There has been a lot of discussion around GDPR for Australia and how it will affect Australian businesses. Designed to establish a single set of data protection across Europe, it is now more relevant than ever after recent data breaches like the Facebook-Cambridge Analytica scandal.
We broke down exactly what GDPR is, it’s main principles and how it will affect Australian businesses.
General Data Protection Regulation (GDPR) is a regulation in European law on data protection and privacy for individuals within the European Union. It is intended to give individuals better control over their personal data held by organisations.
GDPR applies to the data processing activities of businesses with an establishment in the EU that are data processes or controllers. These businesses need to comply with GDPR regardless of whether the data is processed in the EU. Generally, it is the responsibility of the data controller to implement effective measures. A data controller says how and why personal data is processed. The data processor must be able to demonstrate the compliance of processing activities. This is even if the processing is carried out by a data processor on behalf of the controller.
GDPR is not confined to entities within the EU. It will apply to foreign entities if they:
A European tourist who provides personal information when booking a service with an Australian business, while in Australia – GDPR does not apply. If however you market to that person a month later when they have returned to Europe, then GDPR does apply.
If a non-EU citizen is residing in Europe, then GDPR may apply. For example, if an Australian is on holidays in Europe and receives a marketing email from an Australian business, GDPR does not apply. If however that Australian is temporarily living in Europe for say 2 years then GDPR may apply.
Compared to GDPR, under Australian privacy law, if it is reasonably expected that someone would want to be marketed to, businesses are able to market to them.
Whether or not GDPR applies to you depends on whether:
As GDPR is still new, there are still grey areas with certain cases of data ownership. Maximum penalties for a breach of GDPR at 20M or 4% of annual revenue, whichever is greater. However we predict that the targets of such penalties will most likely be large companies such as Facebook and Google.
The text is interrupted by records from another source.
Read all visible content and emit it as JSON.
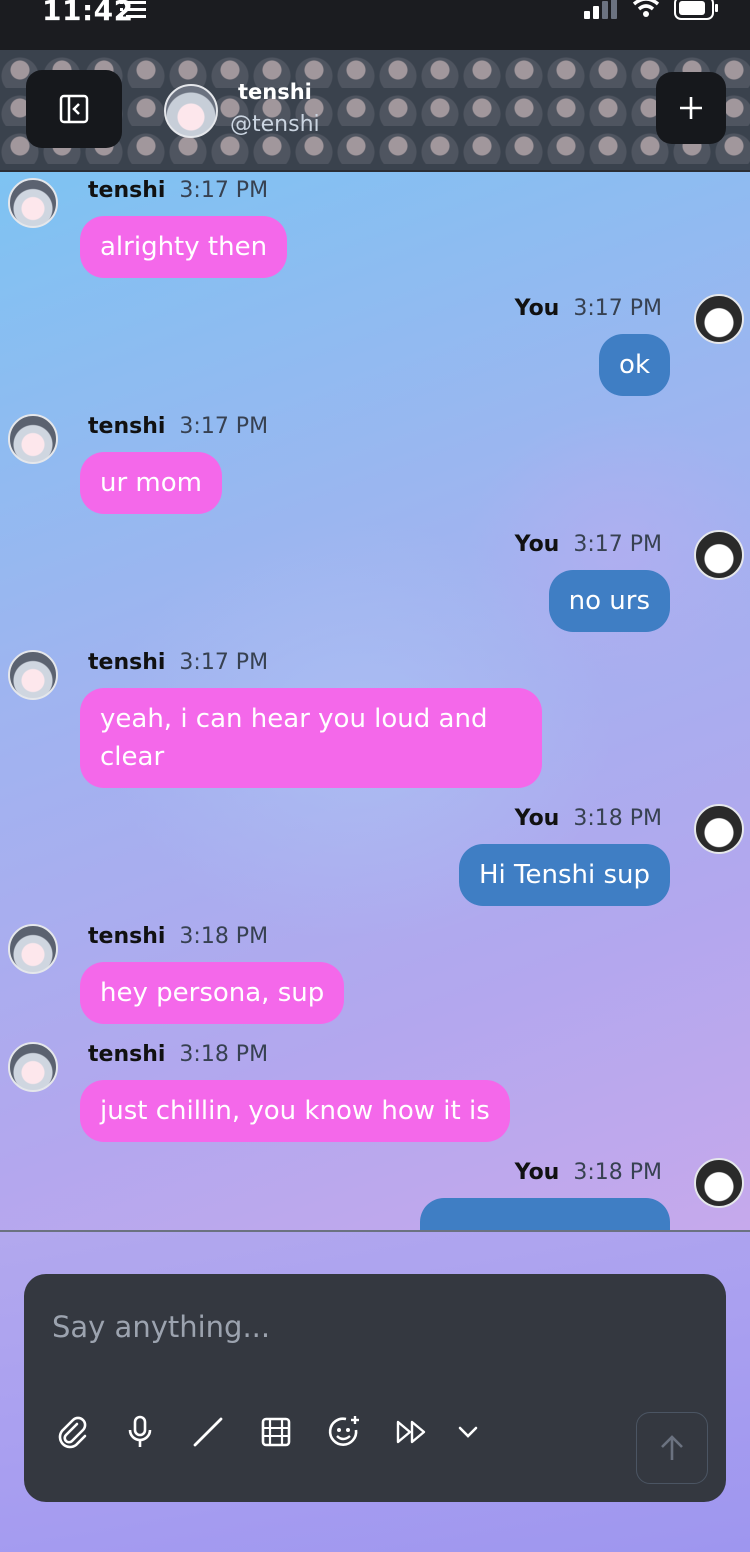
{
  "status_bar": {
    "time": "11:42"
  },
  "header": {
    "name": "tenshi",
    "handle": "@tenshi",
    "back_icon": "sidebar-collapse-icon",
    "add_icon": "plus-icon"
  },
  "messages": [
    {
      "sender": "tenshi",
      "time": "3:17 PM",
      "text": "alrighty then"
    },
    {
      "sender": "You",
      "time": "3:17 PM",
      "text": "ok"
    },
    {
      "sender": "tenshi",
      "time": "3:17 PM",
      "text": "ur mom"
    },
    {
      "sender": "You",
      "time": "3:17 PM",
      "text": "no urs"
    },
    {
      "sender": "tenshi",
      "time": "3:17 PM",
      "text": "yeah, i can hear you loud and clear"
    },
    {
      "sender": "You",
      "time": "3:18 PM",
      "text": "Hi Tenshi sup"
    },
    {
      "sender": "tenshi",
      "time": "3:18 PM",
      "text": "hey persona, sup"
    },
    {
      "sender": "tenshi",
      "time": "3:18 PM",
      "text": "just chillin, you know how it is"
    },
    {
      "sender": "You",
      "time": "3:18 PM",
      "text": ""
    }
  ],
  "composer": {
    "placeholder": "Say anything...",
    "tools": [
      "paperclip-icon",
      "microphone-icon",
      "slash-icon",
      "film-icon",
      "emoji-plus-icon",
      "fast-forward-icon",
      "chevron-down-icon"
    ],
    "send_icon": "arrow-up-icon"
  },
  "colors": {
    "bot_bubble": "#f468ea",
    "user_bubble": "#3f7ec4",
    "composer_bg": "#343840"
  }
}
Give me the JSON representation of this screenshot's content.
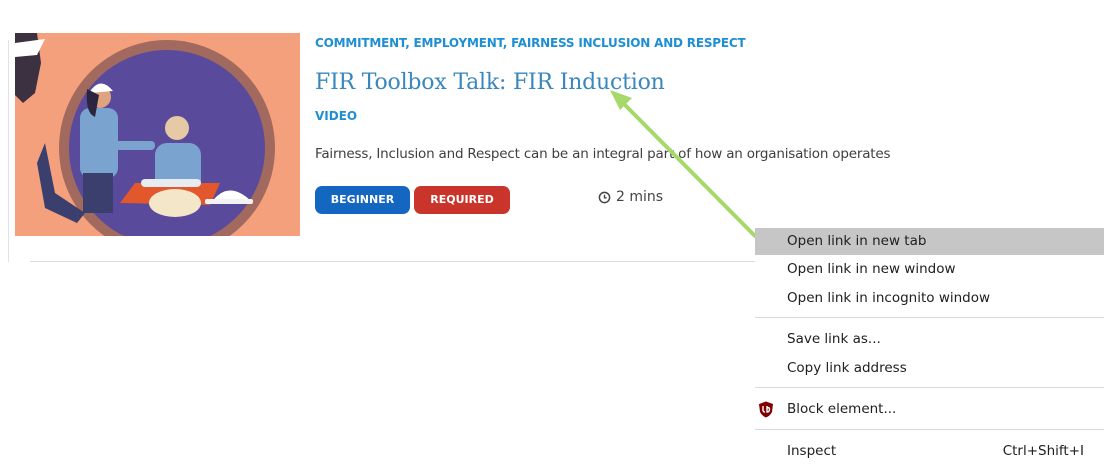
{
  "card": {
    "categories": "COMMITMENT, EMPLOYMENT, FAIRNESS INCLUSION AND RESPECT",
    "title": "FIR Toolbox Talk: FIR Induction",
    "type": "VIDEO",
    "description": "Fairness, Inclusion and Respect can be an integral part of how an organisation operates",
    "badges": [
      {
        "label": "BEGINNER",
        "color": "#1467c0"
      },
      {
        "label": "REQUIRED",
        "color": "#c9342b"
      }
    ],
    "duration": "2 mins",
    "duration_icon": "clock-icon"
  },
  "context_menu": {
    "items": [
      {
        "label": "Open link in new tab",
        "highlighted": true
      },
      {
        "label": "Open link in new window"
      },
      {
        "label": "Open link in incognito window"
      },
      {
        "label": "Save link as..."
      },
      {
        "label": "Copy link address"
      },
      {
        "label": "Block element...",
        "icon": "ublock-origin-icon"
      },
      {
        "label": "Inspect",
        "shortcut": "Ctrl+Shift+I"
      }
    ]
  },
  "annotation": {
    "arrow_color": "#a6d86a"
  },
  "colors": {
    "accent_blue": "#1f8fd3",
    "title_blue": "#3a87bd",
    "menu_highlight": "#c6c6c6"
  }
}
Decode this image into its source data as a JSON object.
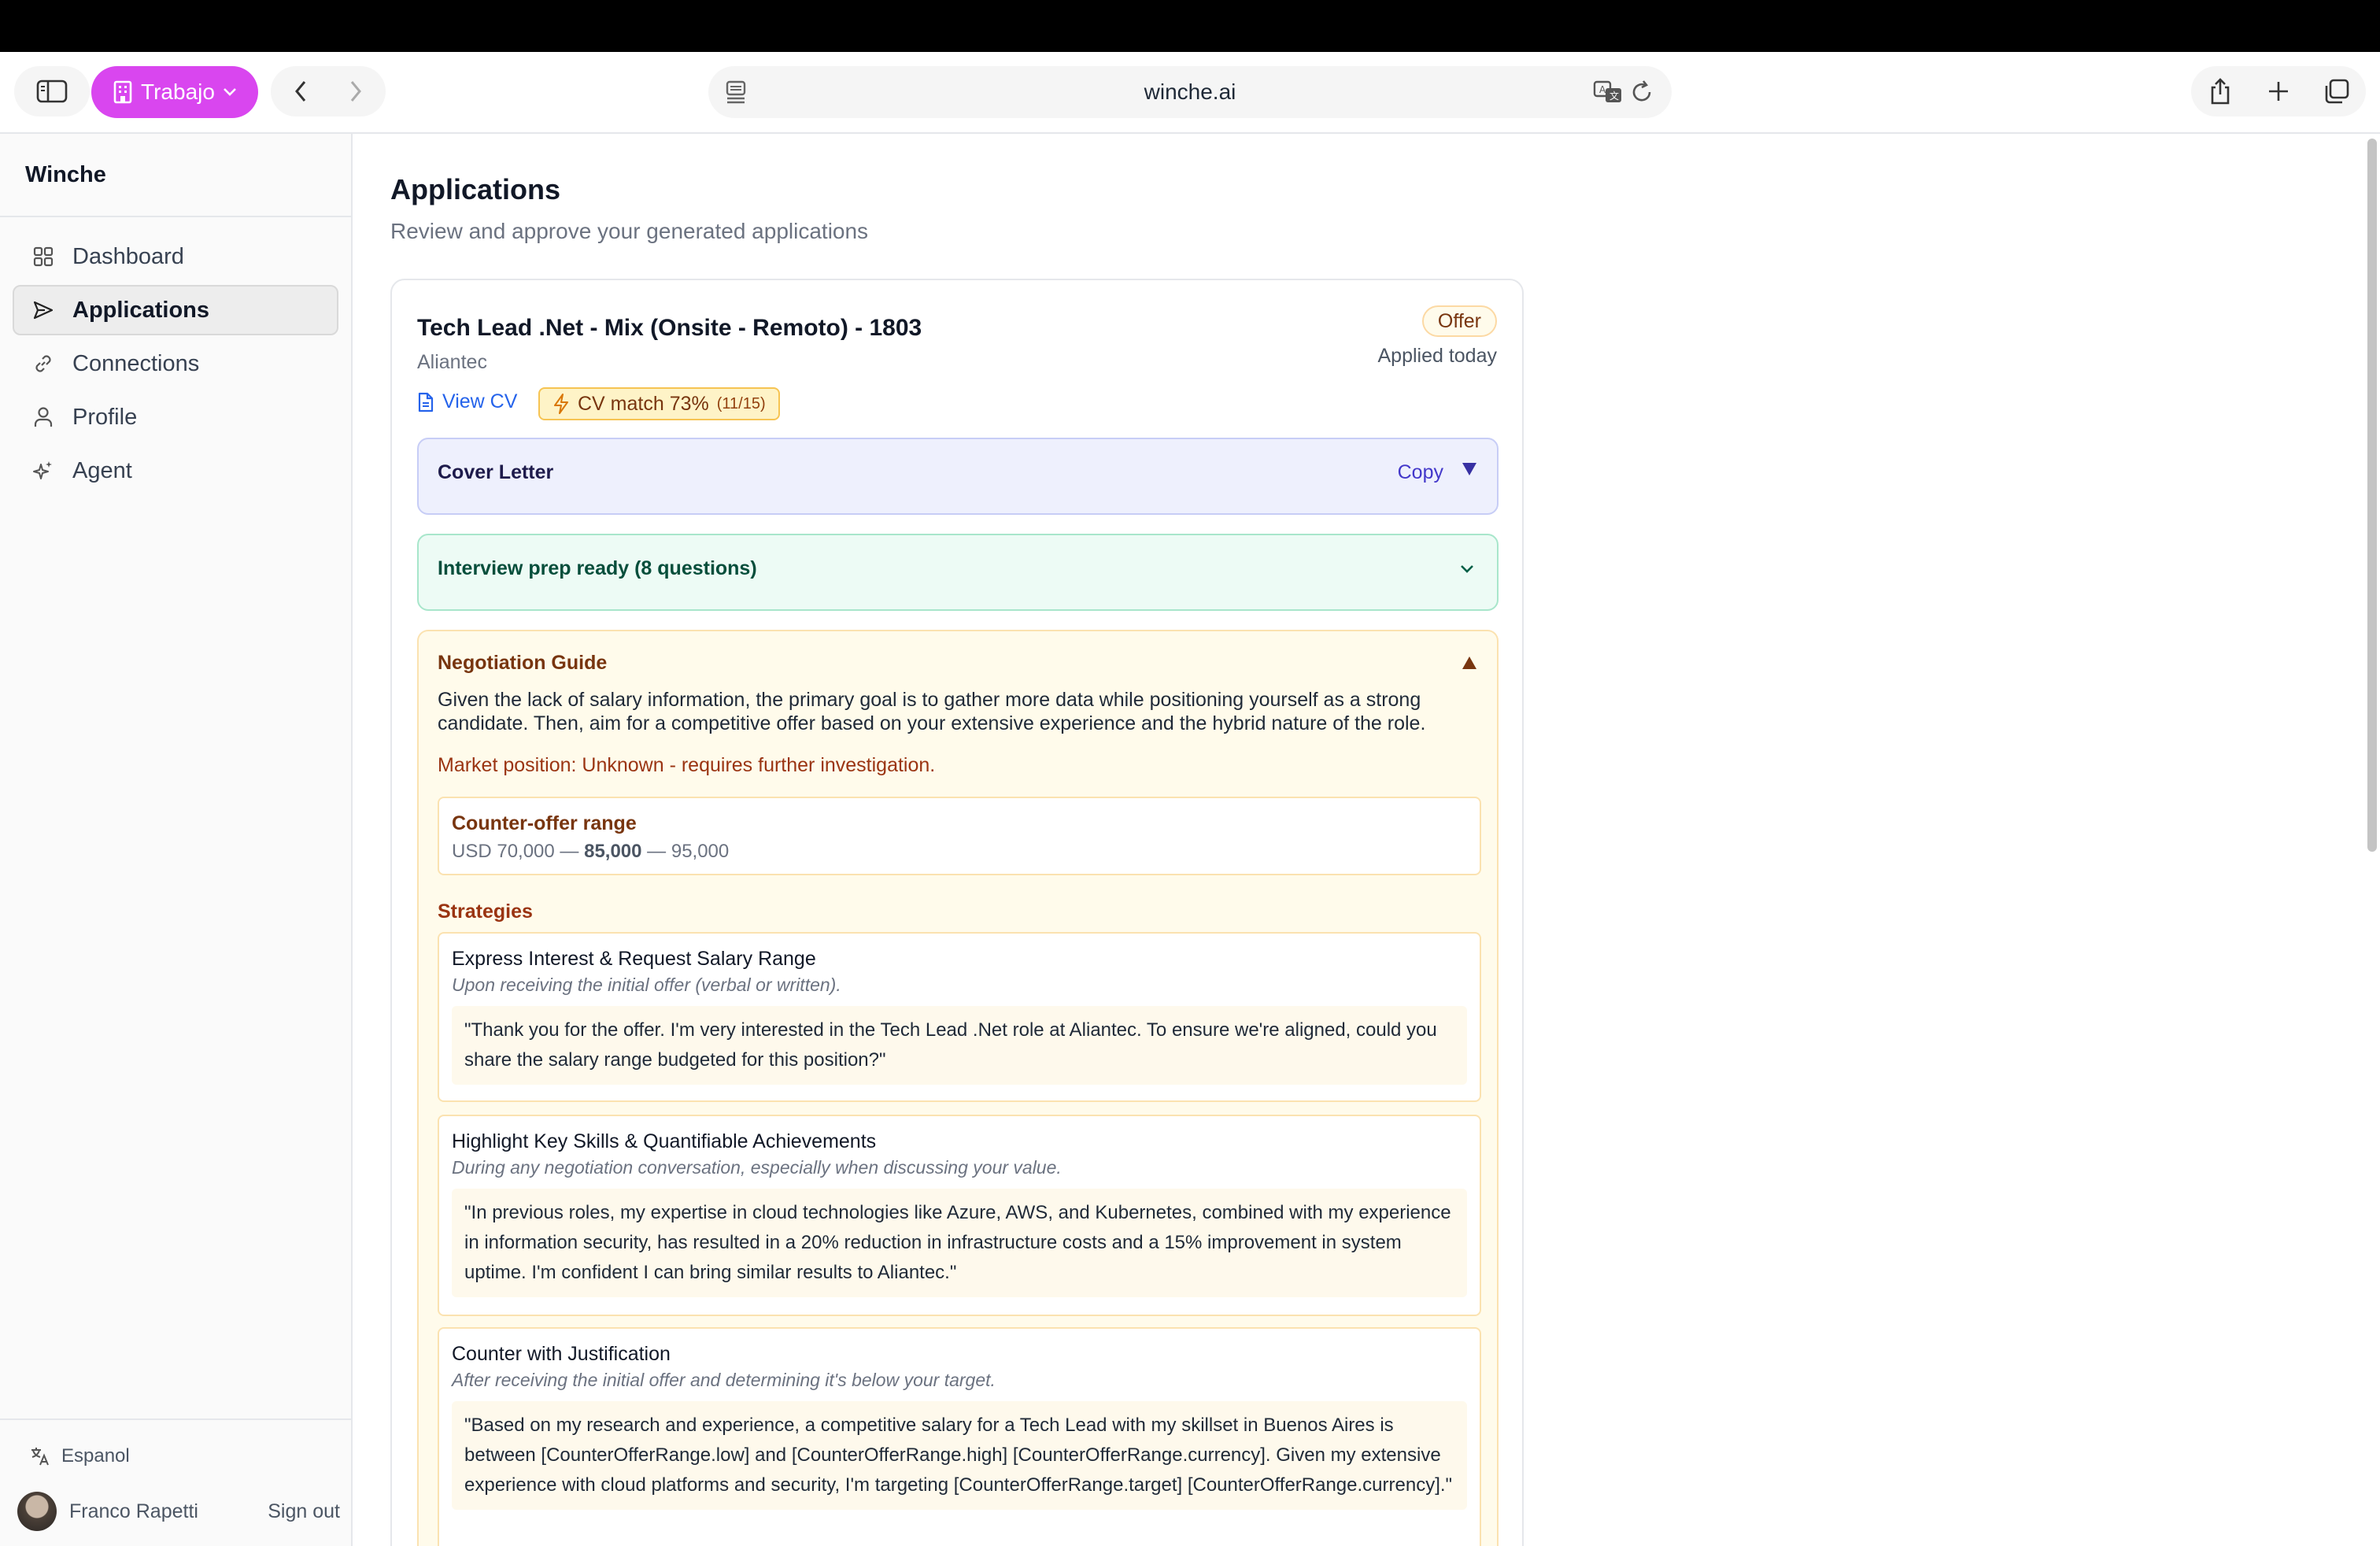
{
  "browser": {
    "profile_label": "Trabajo",
    "url": "winche.ai"
  },
  "sidebar": {
    "brand": "Winche",
    "items": [
      {
        "label": "Dashboard",
        "icon": "grid-icon"
      },
      {
        "label": "Applications",
        "icon": "send-icon",
        "active": true
      },
      {
        "label": "Connections",
        "icon": "link-icon"
      },
      {
        "label": "Profile",
        "icon": "user-icon"
      },
      {
        "label": "Agent",
        "icon": "sparkles-icon"
      }
    ],
    "language": "Espanol",
    "user_name": "Franco Rapetti",
    "signout": "Sign out"
  },
  "page": {
    "title": "Applications",
    "subtitle": "Review and approve your generated applications"
  },
  "application": {
    "job_title": "Tech Lead .Net - Mix (Onsite - Remoto) - 1803",
    "company": "Aliantec",
    "status": "Offer",
    "applied": "Applied today",
    "view_cv": "View CV",
    "cv_match": "CV match 73%",
    "cv_match_count": "(11/15)",
    "cover_letter": {
      "title": "Cover Letter",
      "copy": "Copy"
    },
    "interview": {
      "title": "Interview prep ready (8 questions)"
    },
    "negotiation": {
      "title": "Negotiation Guide",
      "intro": "Given the lack of salary information, the primary goal is to gather more data while positioning yourself as a strong candidate. Then, aim for a competitive offer based on your extensive experience and the hybrid nature of the role.",
      "market": "Market position: Unknown - requires further investigation.",
      "counter_label": "Counter-offer range",
      "counter_low": "USD 70,000",
      "counter_target": "85,000",
      "counter_high": "95,000",
      "sep": " — ",
      "strategies_label": "Strategies",
      "strategies": [
        {
          "title": "Express Interest & Request Salary Range",
          "when": "Upon receiving the initial offer (verbal or written).",
          "quote": "\"Thank you for the offer. I'm very interested in the Tech Lead .Net role at Aliantec. To ensure we're aligned, could you share the salary range budgeted for this position?\""
        },
        {
          "title": "Highlight Key Skills & Quantifiable Achievements",
          "when": "During any negotiation conversation, especially when discussing your value.",
          "quote": "\"In previous roles, my expertise in cloud technologies like Azure, AWS, and Kubernetes, combined with my experience in information security, has resulted in a 20% reduction in infrastructure costs and a 15% improvement in system uptime. I'm confident I can bring similar results to Aliantec.\""
        },
        {
          "title": "Counter with Justification",
          "when": "After receiving the initial offer and determining it's below your target.",
          "quote": "\"Based on my research and experience, a competitive salary for a Tech Lead with my skillset in Buenos Aires is between [CounterOfferRange.low] and [CounterOfferRange.high] [CounterOfferRange.currency]. Given my extensive experience with cloud platforms and security, I'm targeting [CounterOfferRange.target] [CounterOfferRange.currency].\""
        }
      ]
    }
  },
  "colors": {
    "profile_pill": "#d946ef",
    "link": "#2563eb",
    "offer_badge_bg": "#fffbeb",
    "cover_bg": "#eef0fd",
    "interview_bg": "#edfbf5",
    "negotiation_bg": "#fffbeb"
  }
}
If you are looking for more detail on GDPR for Australia, we encourage to seek your own independent legal advice.